THE country’s leading anti-independence campaign is facing questions about disclosing its income to election watchdogs after the leak of a secret donor list.

Scotland in Union is being urged to explain why it has not disclosed big donations to the Electoral Commission despite the list suggesting it should have declared more than a dozen.

The Commission said it was now “reviewing the matter”.

Scotland in Union denied any wrongdoing and said it was confident it had complied with the Commission rules but was “awaiting clarification” on the issue.

Its lawyers said they were correctly advised by the Commission that donations did not need to be reported unless they were 'specifically given to spend on the General Election.'

The threshold for a publicly registered donation is £7500.

According to the leaked list, Scotland in Union had received 14 donations of more than £7500 by July 2017, yet none appear to have been registered with the Commission.

Of these, 12 were made during the so-called “regulated period” in the run-up to the last two general elections and the last Holyrood election, when Scotland in Union was registered with the Commission as a “non-party campaigner” in order to spend more than £10,000.

Electoral Commission guidance for all three elections stated non-party campaigners had to declare accepted donations of more than £7,500 and that these would be published.

According to the leaked list and Commission records, Scotland in Union received one £7500 donation during the regulated period before the 2015 general election, when its bosses were considering forming a new party, and spent £13,388 as a non-party campaigner.

It received another single £7500 donation in the regulated period before the 2016 Holyrood election, when it spent £25,670 as a non-party campaigner.

And it received ten donations above £7500, a grand total of £138,500, in the regulated period before the 2017 general election, when it spent £73,818 as a non-party campaigner.

Most of the money went on marketing research, media campaigns, rallies and voter material.

Almost all the donations before the last election were sums paid for auction lots - which must also be declared to the Commission - at a lavish dinner in Edinburgh in late 2016.

Lots included stays at safari lodges in Africa, skiing chalets in France and Switzerland, a polo festival in India, and a plethora of hunting, shooting and fishing events in the Highlands.

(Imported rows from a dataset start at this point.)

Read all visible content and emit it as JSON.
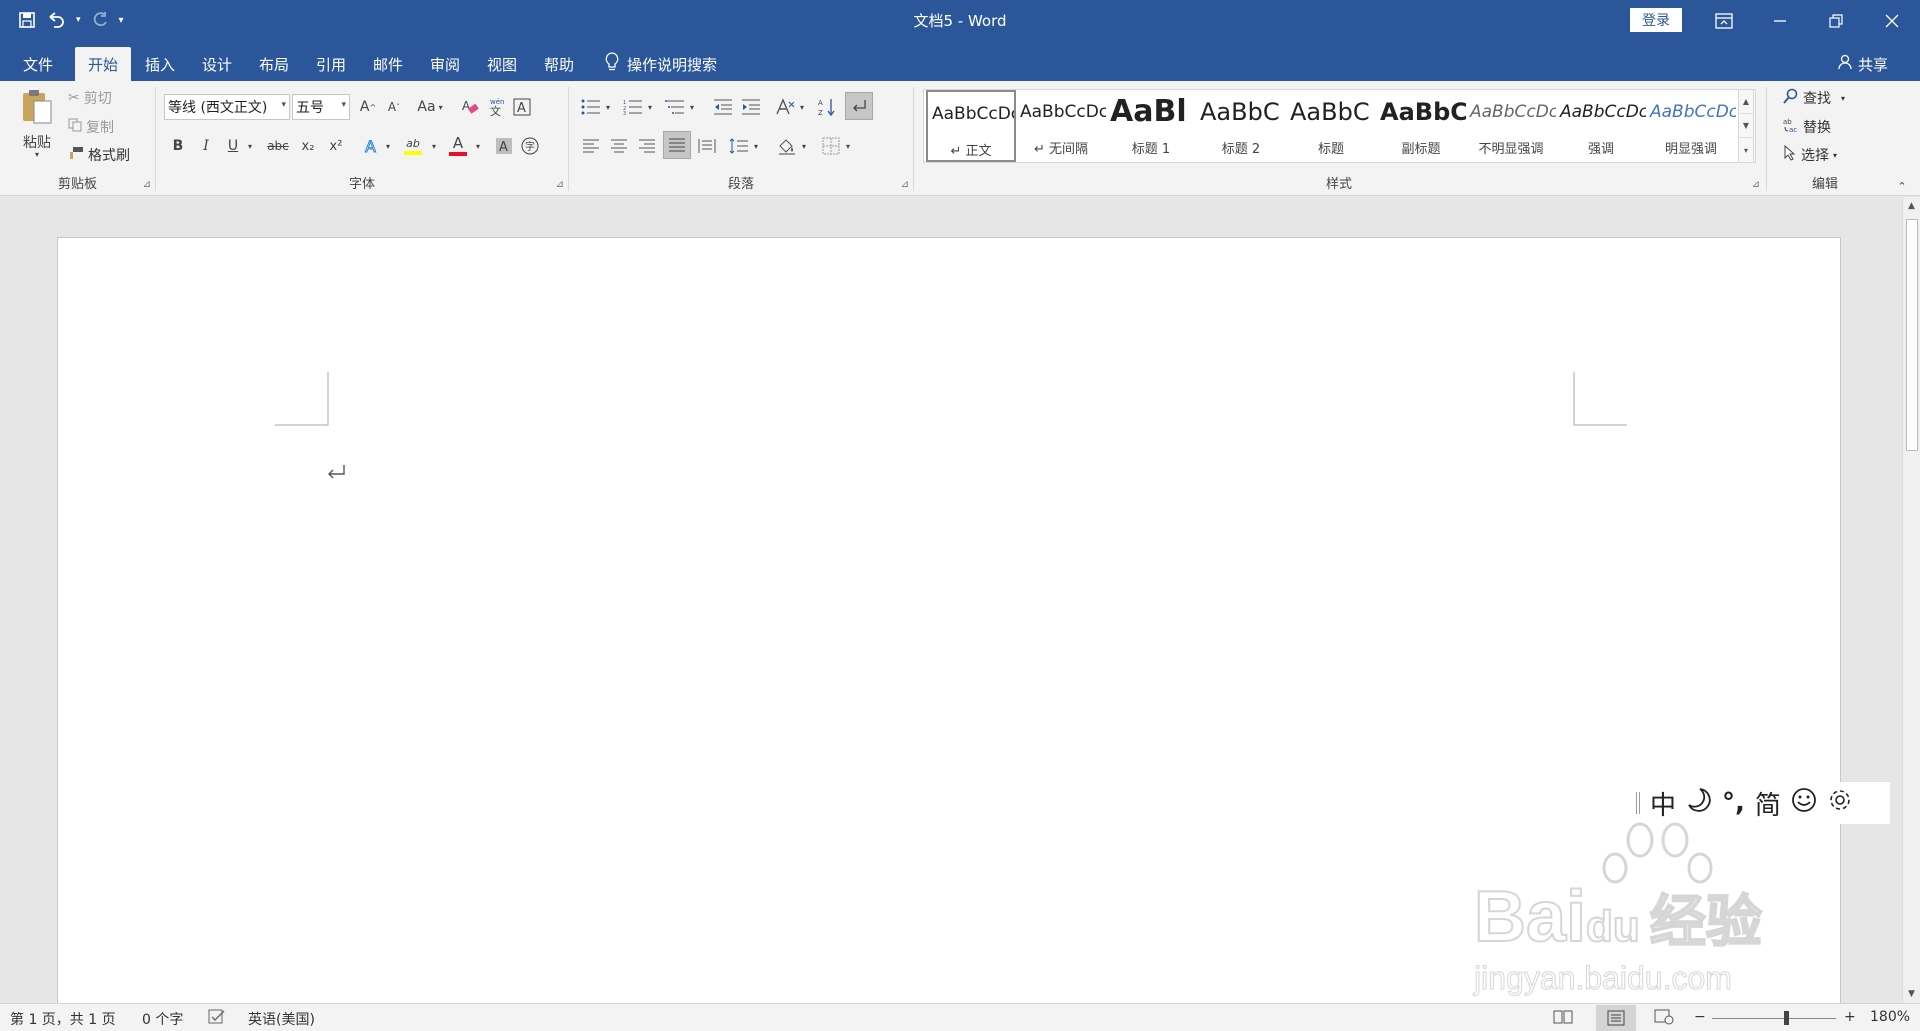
{
  "window": {
    "title": "文档5 - Word",
    "login": "登录"
  },
  "tabs": [
    "文件",
    "开始",
    "插入",
    "设计",
    "布局",
    "引用",
    "邮件",
    "审阅",
    "视图",
    "帮助"
  ],
  "active_tab": "开始",
  "tell_me": "操作说明搜索",
  "share": "共享",
  "clipboard": {
    "paste": "粘贴",
    "cut": "剪切",
    "copy": "复制",
    "format_painter": "格式刷",
    "label": "剪贴板"
  },
  "font": {
    "name": "等线 (西文正文)",
    "size": "五号",
    "label": "字体",
    "grow": "A",
    "shrink": "A",
    "case": "Aa",
    "bold": "B",
    "italic": "I",
    "underline": "U",
    "strike": "abc",
    "subscript": "x₂",
    "superscript": "x²",
    "font_color_letter": "A",
    "highlight_letter": "ab"
  },
  "paragraph": {
    "label": "段落"
  },
  "styles": {
    "label": "样式",
    "items": [
      {
        "preview": "AaBbCcDc",
        "name": "↵ 正文"
      },
      {
        "preview": "AaBbCcDc",
        "name": "↵ 无间隔"
      },
      {
        "preview": "AaBl",
        "name": "标题 1"
      },
      {
        "preview": "AaBbC",
        "name": "标题 2"
      },
      {
        "preview": "AaBbC",
        "name": "标题"
      },
      {
        "preview": "AaBbC",
        "name": "副标题"
      },
      {
        "preview": "AaBbCcDc",
        "name": "不明显强调"
      },
      {
        "preview": "AaBbCcDc",
        "name": "强调"
      },
      {
        "preview": "AaBbCcDc",
        "name": "明显强调"
      }
    ]
  },
  "editing": {
    "label": "编辑",
    "find": "查找",
    "replace": "替换",
    "select": "选择"
  },
  "ime": {
    "mode": "中",
    "punct": "°,",
    "script": "简"
  },
  "watermark": {
    "brand": "Bai",
    "brand2": "du",
    "cn": "经验",
    "url": "jingyan.baidu.com"
  },
  "status": {
    "page": "第 1 页，共 1 页",
    "words": "0 个字",
    "language": "英语(美国)",
    "zoom_out": "−",
    "zoom_in": "+",
    "zoom": "180%",
    "zoom_level": 1.8
  },
  "colors": {
    "brand": "#2b579a",
    "ribbon": "#f3f3f3",
    "font_color": "#e81123",
    "highlight": "#ffff00"
  }
}
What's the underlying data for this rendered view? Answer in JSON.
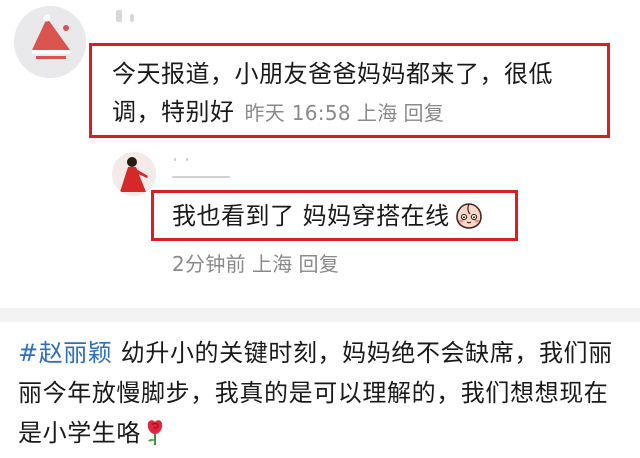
{
  "comment": {
    "text": "今天报道，小朋友爸爸妈妈都来了，很低调，特别好",
    "time": "昨天 16:58",
    "location": "上海",
    "reply_label": "回复"
  },
  "reply": {
    "text": "我也看到了 妈妈穿搭在线",
    "emoji": "peach-face-emoji",
    "time": "2分钟前",
    "location": "上海",
    "reply_label": "回复"
  },
  "post": {
    "hashtag": "#赵丽颖",
    "text": " 幼升小的关键时刻，妈妈绝不会缺席，我们丽丽今年放慢脚步，我真的是可以理解的，我们想想现在是小学生咯",
    "emoji": "rose-emoji"
  },
  "colors": {
    "highlight_border": "#d92020",
    "meta_gray": "#8a8a8a",
    "hashtag_blue": "#2d6fc2",
    "divider_gray": "#f3f3f3"
  }
}
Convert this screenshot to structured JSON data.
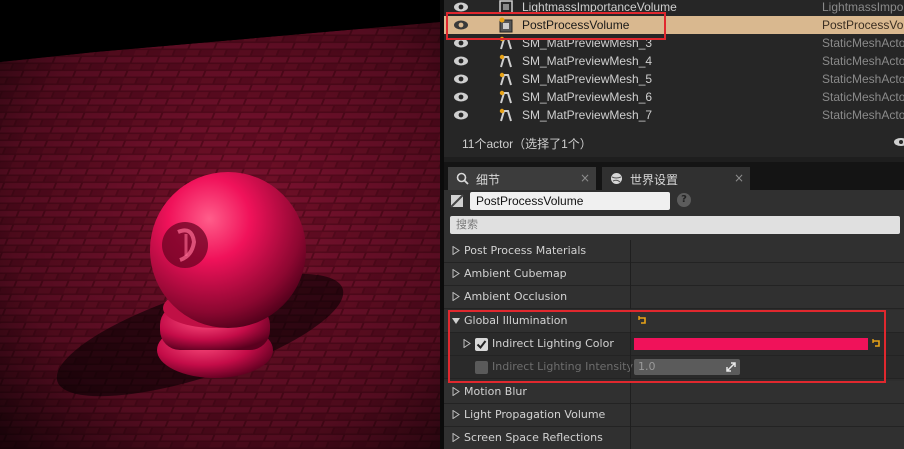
{
  "outliner": {
    "rows": [
      {
        "name": "LightmassImportanceVolume",
        "type": "LightmassImpo",
        "icon": "volume-icon",
        "selected": false
      },
      {
        "name": "PostProcessVolume",
        "type": "PostProcessVo",
        "icon": "post-process-volume-icon",
        "selected": true
      },
      {
        "name": "SM_MatPreviewMesh_3",
        "type": "StaticMeshActo",
        "icon": "static-mesh-icon",
        "selected": false
      },
      {
        "name": "SM_MatPreviewMesh_4",
        "type": "StaticMeshActo",
        "icon": "static-mesh-icon",
        "selected": false
      },
      {
        "name": "SM_MatPreviewMesh_5",
        "type": "StaticMeshActo",
        "icon": "static-mesh-icon",
        "selected": false
      },
      {
        "name": "SM_MatPreviewMesh_6",
        "type": "StaticMeshActo",
        "icon": "static-mesh-icon",
        "selected": false
      },
      {
        "name": "SM_MatPreviewMesh_7",
        "type": "StaticMeshActo",
        "icon": "static-mesh-icon",
        "selected": false
      }
    ],
    "status": "11个actor（选择了1个）"
  },
  "tabs": [
    {
      "label": "细节",
      "icon": "search-icon",
      "close": "×",
      "active": true
    },
    {
      "label": "世界设置",
      "icon": "globe-icon",
      "close": "×",
      "active": false
    }
  ],
  "details": {
    "actor_name": "PostProcessVolume",
    "help": "?",
    "search_placeholder": "搜索"
  },
  "properties": [
    {
      "label": "Post Process Materials",
      "kind": "category",
      "expanded": false
    },
    {
      "label": "Ambient Cubemap",
      "kind": "category",
      "expanded": false
    },
    {
      "label": "Ambient Occlusion",
      "kind": "category",
      "expanded": false
    },
    {
      "label": "Global Illumination",
      "kind": "category",
      "expanded": true
    },
    {
      "label": "Indirect Lighting Color",
      "kind": "color",
      "checked": true,
      "value": "#f0125a"
    },
    {
      "label": "Indirect Lighting Intensity",
      "kind": "number",
      "checked": false,
      "value": "1.0"
    },
    {
      "label": "Motion Blur",
      "kind": "category",
      "expanded": false
    },
    {
      "label": "Light Propagation Volume",
      "kind": "category",
      "expanded": false
    },
    {
      "label": "Screen Space Reflections",
      "kind": "category",
      "expanded": false
    }
  ],
  "colors": {
    "accent_red": "#e0282e",
    "selection": "#d9b88f",
    "indirect_lighting_color": "#f0125a",
    "reset_arrow": "#e8a317"
  }
}
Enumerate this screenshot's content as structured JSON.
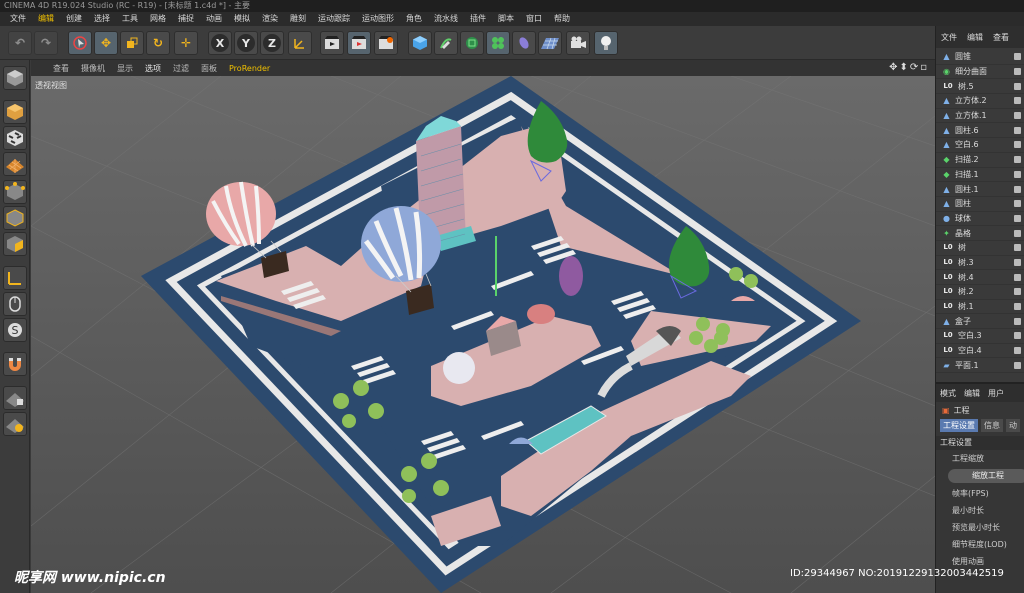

Scotland in Union’s leaked data shows it also received two further big donations - of £9,600 and £15,000 - in late 2015, which was outwith any of the regulated periods.

In addition, the data records seven donations of £7499, just £1 pound below the threshold for registration with the Electoral Commission, suggesting attempts to avoid publicity.

The SNP said Scotland in Union must account for the apparent discrepancies.

A spokesperson said: “Scotland in Union must be held accountable.

“As a registered third party during elections they must uphold the proper standards and ensure transparency when it comes to their big donations."

Scotland in Union formed after the 2014 referendum to resist a second independence vote.

The cross-party group lost one of its chief executive after just seven months last year, and last month a group of its former staff set up a pro-Brexit rival campaign, UK Unity.

Last week, Scotland in Union suffered a damaging security breach when a list of hundreds of secret donors and their contact details were leaked to pro-independence websites.

Wings Over Scotland, run by controversial Bath-based blogger Stuart Campbell, and the Bella Caledonia site received the “data dump”.

Both said it was packed with members of the aristocracy and landed elite.

Scotland in Union subsequently reported the matter to the police and the UK Information Commissioner’s Office, which enforces the safe handling of personal data.

An Electoral Commission spokesperson said: “We consider and assess possible breaches of the rules consistent with our published Enforcement Policy and we are reviewing the matter.”

Scotland in Union said some points put to it by The Herald were wrong, but refused to explain what it meant or identify any of the points in dispute.

A spokesman said: “This information is wrong. All financial support for our campaign is in accord with Electoral Commission guidelines

And in a statement, Scotland In Union’s lawyers said:  “The reality is that  our clients were advised correctly by the  Electoral Commission that donations were not reportable at all unless they were specifically given to spend on the General Election. Our clients have never received any donations for this purpose. They have breached no electoral law and any allegation to the contrary is false and defamatory.”es.”